» **Description of the task**
Make an exact copy of all the entries, but do not reproduce the pictures.

» **Material to process**
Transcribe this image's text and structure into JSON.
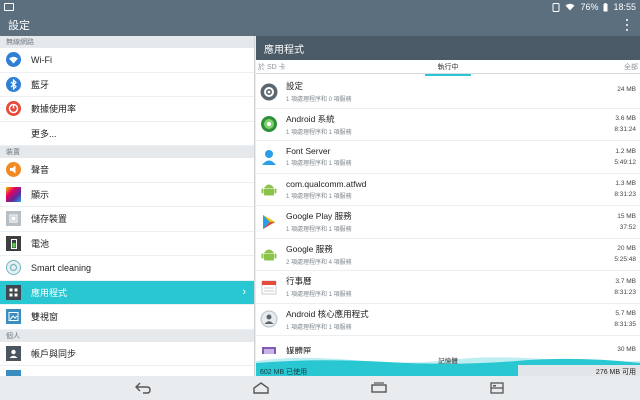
{
  "status": {
    "battery": "76%",
    "time": "18:55"
  },
  "actionbar": {
    "title": "設定"
  },
  "sections": {
    "wireless": "無線網路",
    "device": "裝置",
    "personal": "個人"
  },
  "settings": {
    "wifi": "Wi-Fi",
    "bluetooth": "藍牙",
    "data_usage": "數據使用率",
    "more": "更多...",
    "sound": "聲音",
    "display": "顯示",
    "storage": "儲存裝置",
    "battery": "電池",
    "smart_cleaning": "Smart cleaning",
    "apps": "應用程式",
    "dual_window": "雙視窗",
    "accounts_sync": "帳戶與同步"
  },
  "right": {
    "title": "應用程式",
    "tabs": {
      "sd": "於 SD 卡",
      "running": "執行中",
      "all": "全部"
    }
  },
  "apps": [
    {
      "name": "設定",
      "sub": "1 項處理程序和 0 項服務",
      "size": "24 MB",
      "time": ""
    },
    {
      "name": "Android 系統",
      "sub": "1 項處理程序和 1 項服務",
      "size": "3.6 MB",
      "time": "8:31:24"
    },
    {
      "name": "Font Server",
      "sub": "1 項處理程序和 1 項服務",
      "size": "1.2 MB",
      "time": "5:49:12"
    },
    {
      "name": "com.qualcomm.atfwd",
      "sub": "1 項處理程序和 1 項服務",
      "size": "1.3 MB",
      "time": "8:31:23"
    },
    {
      "name": "Google Play 服務",
      "sub": "1 項處理程序和 1 項服務",
      "size": "15 MB",
      "time": "37:52"
    },
    {
      "name": "Google 服務",
      "sub": "2 項處理程序和 4 項服務",
      "size": "20 MB",
      "time": "5:25:48"
    },
    {
      "name": "行事曆",
      "sub": "1 項處理程序和 1 項服務",
      "size": "3.7 MB",
      "time": "8:31:23"
    },
    {
      "name": "Android 核心應用程式",
      "sub": "1 項處理程序和 1 項服務",
      "size": "5.7 MB",
      "time": "8:31:35"
    },
    {
      "name": "媒體匣",
      "sub": "",
      "size": "30 MB",
      "time": ""
    }
  ],
  "memory": {
    "label": "記憶體",
    "used": "602 MB 已使用",
    "free": "276 MB 可用"
  },
  "colors": {
    "accent": "#29c7d1",
    "header": "#4a5a66",
    "statusbar": "#5c6f7e"
  }
}
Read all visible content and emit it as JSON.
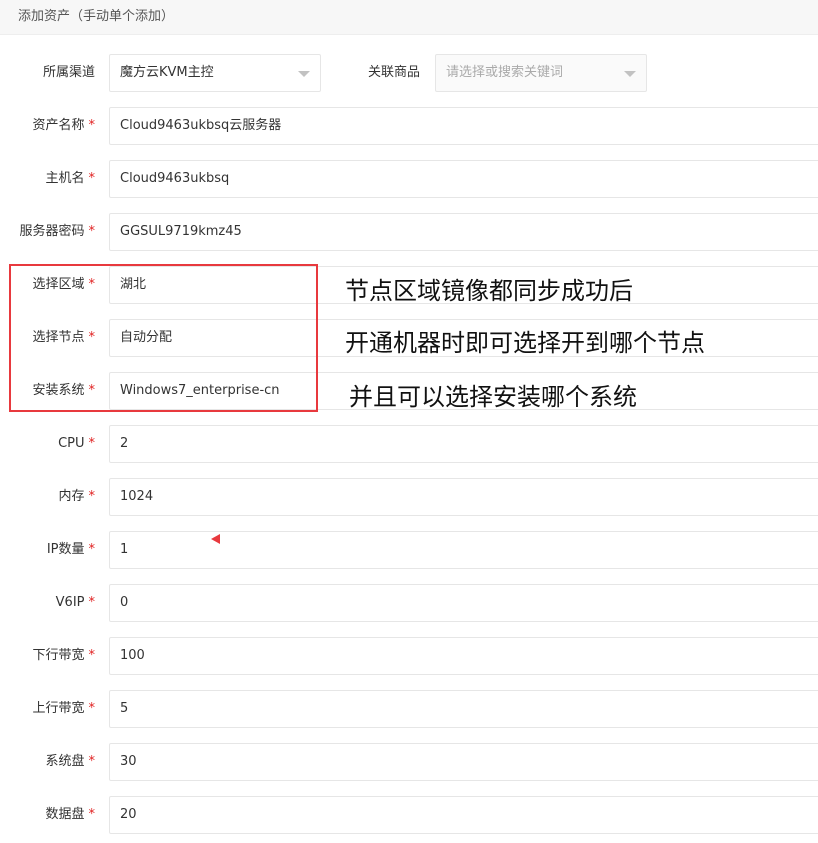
{
  "header": {
    "title": "添加资产（手动单个添加）"
  },
  "form": {
    "channel": {
      "label": "所属渠道",
      "value": "魔方云KVM主控"
    },
    "product": {
      "label": "关联商品",
      "placeholder": "请选择或搜索关键词"
    },
    "asset_name": {
      "label": "资产名称",
      "value": "Cloud9463ukbsq云服务器"
    },
    "hostname": {
      "label": "主机名",
      "value": "Cloud9463ukbsq"
    },
    "password": {
      "label": "服务器密码",
      "value": "GGSUL9719kmz45"
    },
    "region": {
      "label": "选择区域",
      "value": "湖北"
    },
    "node": {
      "label": "选择节点",
      "value": "自动分配"
    },
    "os": {
      "label": "安装系统",
      "value": "Windows7_enterprise-cn"
    },
    "cpu": {
      "label": "CPU",
      "value": "2"
    },
    "memory": {
      "label": "内存",
      "value": "1024"
    },
    "ip_count": {
      "label": "IP数量",
      "value": "1"
    },
    "v6ip": {
      "label": "V6IP",
      "value": "0"
    },
    "down_bw": {
      "label": "下行带宽",
      "value": "100"
    },
    "up_bw": {
      "label": "上行带宽",
      "value": "5"
    },
    "sys_disk": {
      "label": "系统盘",
      "value": "30"
    },
    "data_disk": {
      "label": "数据盘",
      "value": "20"
    },
    "required_mark": "*"
  },
  "annotations": {
    "line1": "节点区域镜像都同步成功后",
    "line2": "开通机器时即可选择开到哪个节点",
    "line3": "并且可以选择安装哪个系统"
  },
  "colors": {
    "required": "#e02020",
    "highlight": "#e8393e",
    "border": "#e6e6e6"
  }
}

» **Written answer**
Transcribe this image's text and structure into JSON.
{
  "status": {
    "battery": "76%",
    "time": "18:55"
  },
  "actionbar": {
    "title": "設定"
  },
  "sections": {
    "wireless": "無線網路",
    "device": "裝置",
    "personal": "個人"
  },
  "settings": {
    "wifi": "Wi-Fi",
    "bluetooth": "藍牙",
    "data_usage": "數據使用率",
    "more": "更多...",
    "sound": "聲音",
    "display": "顯示",
    "storage": "儲存裝置",
    "battery": "電池",
    "smart_cleaning": "Smart cleaning",
    "apps": "應用程式",
    "dual_window": "雙視窗",
    "accounts_sync": "帳戶與同步"
  },
  "right": {
    "title": "應用程式",
    "tabs": {
      "sd": "於 SD 卡",
      "running": "執行中",
      "all": "全部"
    }
  },
  "apps": [
    {
      "name": "設定",
      "sub": "1 項處理程序和 0 項服務",
      "size": "24 MB",
      "time": ""
    },
    {
      "name": "Android 系統",
      "sub": "1 項處理程序和 1 項服務",
      "size": "3.6 MB",
      "time": "8:31:24"
    },
    {
      "name": "Font Server",
      "sub": "1 項處理程序和 1 項服務",
      "size": "1.2 MB",
      "time": "5:49:12"
    },
    {
      "name": "com.qualcomm.atfwd",
      "sub": "1 項處理程序和 1 項服務",
      "size": "1.3 MB",
      "time": "8:31:23"
    },
    {
      "name": "Google Play 服務",
      "sub": "1 項處理程序和 1 項服務",
      "size": "15 MB",
      "time": "37:52"
    },
    {
      "name": "Google 服務",
      "sub": "2 項處理程序和 4 項服務",
      "size": "20 MB",
      "time": "5:25:48"
    },
    {
      "name": "行事曆",
      "sub": "1 項處理程序和 1 項服務",
      "size": "3.7 MB",
      "time": "8:31:23"
    },
    {
      "name": "Android 核心應用程式",
      "sub": "1 項處理程序和 1 項服務",
      "size": "5.7 MB",
      "time": "8:31:35"
    },
    {
      "name": "媒體匣",
      "sub": "",
      "size": "30 MB",
      "time": ""
    }
  ],
  "memory": {
    "label": "記憶體",
    "used": "602 MB 已使用",
    "free": "276 MB 可用"
  },
  "colors": {
    "accent": "#29c7d1",
    "header": "#4a5a66",
    "statusbar": "#5c6f7e"
  }
}
Read all visible content and emit it as JSON.
{
  "header": {
    "title": "添加资产（手动单个添加）"
  },
  "form": {
    "channel": {
      "label": "所属渠道",
      "value": "魔方云KVM主控"
    },
    "product": {
      "label": "关联商品",
      "placeholder": "请选择或搜索关键词"
    },
    "asset_name": {
      "label": "资产名称",
      "value": "Cloud9463ukbsq云服务器"
    },
    "hostname": {
      "label": "主机名",
      "value": "Cloud9463ukbsq"
    },
    "password": {
      "label": "服务器密码",
      "value": "GGSUL9719kmz45"
    },
    "region": {
      "label": "选择区域",
      "value": "湖北"
    },
    "node": {
      "label": "选择节点",
      "value": "自动分配"
    },
    "os": {
      "label": "安装系统",
      "value": "Windows7_enterprise-cn"
    },
    "cpu": {
      "label": "CPU",
      "value": "2"
    },
    "memory": {
      "label": "内存",
      "value": "1024"
    },
    "ip_count": {
      "label": "IP数量",
      "value": "1"
    },
    "v6ip": {
      "label": "V6IP",
      "value": "0"
    },
    "down_bw": {
      "label": "下行带宽",
      "value": "100"
    },
    "up_bw": {
      "label": "上行带宽",
      "value": "5"
    },
    "sys_disk": {
      "label": "系统盘",
      "value": "30"
    },
    "data_disk": {
      "label": "数据盘",
      "value": "20"
    },
    "required_mark": "*"
  },
  "annotations": {
    "line1": "节点区域镜像都同步成功后",
    "line2": "开通机器时即可选择开到哪个节点",
    "line3": "并且可以选择安装哪个系统"
  },
  "colors": {
    "required": "#e02020",
    "highlight": "#e8393e",
    "border": "#e6e6e6"
  }
}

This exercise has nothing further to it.